EdgarCarroll13
07-11-2006, 01:52 AM
They used that line in the movie that had Hagrid from Harry Potter playing one of the Tweedles...sorry, having a moment!

Anyway, if there truly is any sort of representation, I should lean more towards the idea that the Walrus and the Carpenter symbolized the industry and business overlords, or perhaps even politicians.

Shifting Leaves
08-05-2006, 04:52 PM
Actually, Lewis Carrol was a preacher, I don't think that he was particularly anti-religious. Also, Buddha was not a big man, he was actually very skinny. That general view of the large Buddha figure is a pop-culture misinterpretation, what most people think of as Buddha is actually a monk that has nothing to do with him. Mr. Carrol wouldn't have known anything about that. Also he was very against drug use, particularly opium, just so people know that his works didn't have anything to do with druggy side-effects. It's just a humorus bit of nonsense. If you want to make it about religion, then go ahead. Just know that those were not his intentions. He just wanted to amuse children.

mono
08-06-2006, 01:32 PM
Actually, Lewis Carrol was a preacher, I don't think that he was particularly anti-religious . . .
Indeed, Lewis Carroll (Charles Dodgson), himself, had quite a bit of admirable depth to his personality and achievements.
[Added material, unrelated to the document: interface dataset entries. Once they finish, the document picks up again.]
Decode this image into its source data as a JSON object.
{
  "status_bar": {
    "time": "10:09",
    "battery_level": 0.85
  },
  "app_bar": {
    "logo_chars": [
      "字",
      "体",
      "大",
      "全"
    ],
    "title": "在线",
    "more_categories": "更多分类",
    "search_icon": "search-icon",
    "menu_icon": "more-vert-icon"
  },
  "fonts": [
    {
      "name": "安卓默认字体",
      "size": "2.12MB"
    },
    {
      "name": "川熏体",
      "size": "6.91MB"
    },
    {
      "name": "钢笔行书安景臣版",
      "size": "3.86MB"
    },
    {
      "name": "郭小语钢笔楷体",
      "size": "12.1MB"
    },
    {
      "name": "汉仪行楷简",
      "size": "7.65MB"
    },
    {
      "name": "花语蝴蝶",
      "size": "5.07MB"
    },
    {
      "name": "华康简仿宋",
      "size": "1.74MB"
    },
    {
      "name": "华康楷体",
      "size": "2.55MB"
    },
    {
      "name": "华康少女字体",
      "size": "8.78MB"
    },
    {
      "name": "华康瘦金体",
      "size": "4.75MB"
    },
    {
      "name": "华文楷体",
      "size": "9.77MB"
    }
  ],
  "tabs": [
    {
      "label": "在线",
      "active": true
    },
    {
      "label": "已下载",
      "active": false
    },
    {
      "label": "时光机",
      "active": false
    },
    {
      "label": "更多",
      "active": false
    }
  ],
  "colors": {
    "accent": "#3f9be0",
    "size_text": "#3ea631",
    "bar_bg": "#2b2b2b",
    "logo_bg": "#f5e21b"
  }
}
I think, besides a writer and reverend, he also worked as a mathematician and photographer.

EdgarCarroll13
08-10-2006, 02:11 AM
:nod: Yes, he was a great man, but he will have the accusations and whispers of being a pedophile following him, as well as those horrible misconceptions that he was a druggy, following him until the end of time, or the death of true literature!

However, I do like the idea that it was JUST nonsense, but yeah...

kathycf
08-10-2006, 05:51 PM
This is an interesting bit:

"I weep for you," the Walrus said:
"I deeply sympathize."
With sobs and tears he sorted out
Those of the largest size,
Holding his pocket-handkerchief
Before his streaming eyes.
Such hypocrisy! I don't think the Walrus and the Carpenter is sheer nonsense at all, but as a metaphor for religion? Hmmm....I like the idea of social satire myself. Perhaps the Walrus is the wealthy class exploiting the poorer people. Or maybe the poem really is just there to be amusing.

I remember I always loved this passage when I was a child.

But four young Oysters hurried up,
All eager for the treat:
Their coats were brushed, their faces washed,
Their shoes were clean and neat--
And this was odd, because, you know,
They hadn't any feet.

Just conjured up funny images to me.

littlelit
11-21-2008, 08:56 AM
Another bit of trivia:
The following bit was added by Carroll as the last stanza in a theatrical version of the book:

The Carpenter he ceased to sob;
The walrus ceased to weep;
They'd finished all the oysters;
And they laid them down to sleep-
And of their craft and cruelty
The punishment to reap.

This is followed by a scene in which ghosts of three oysters come and stamp on the sleeping walrus and carpenter.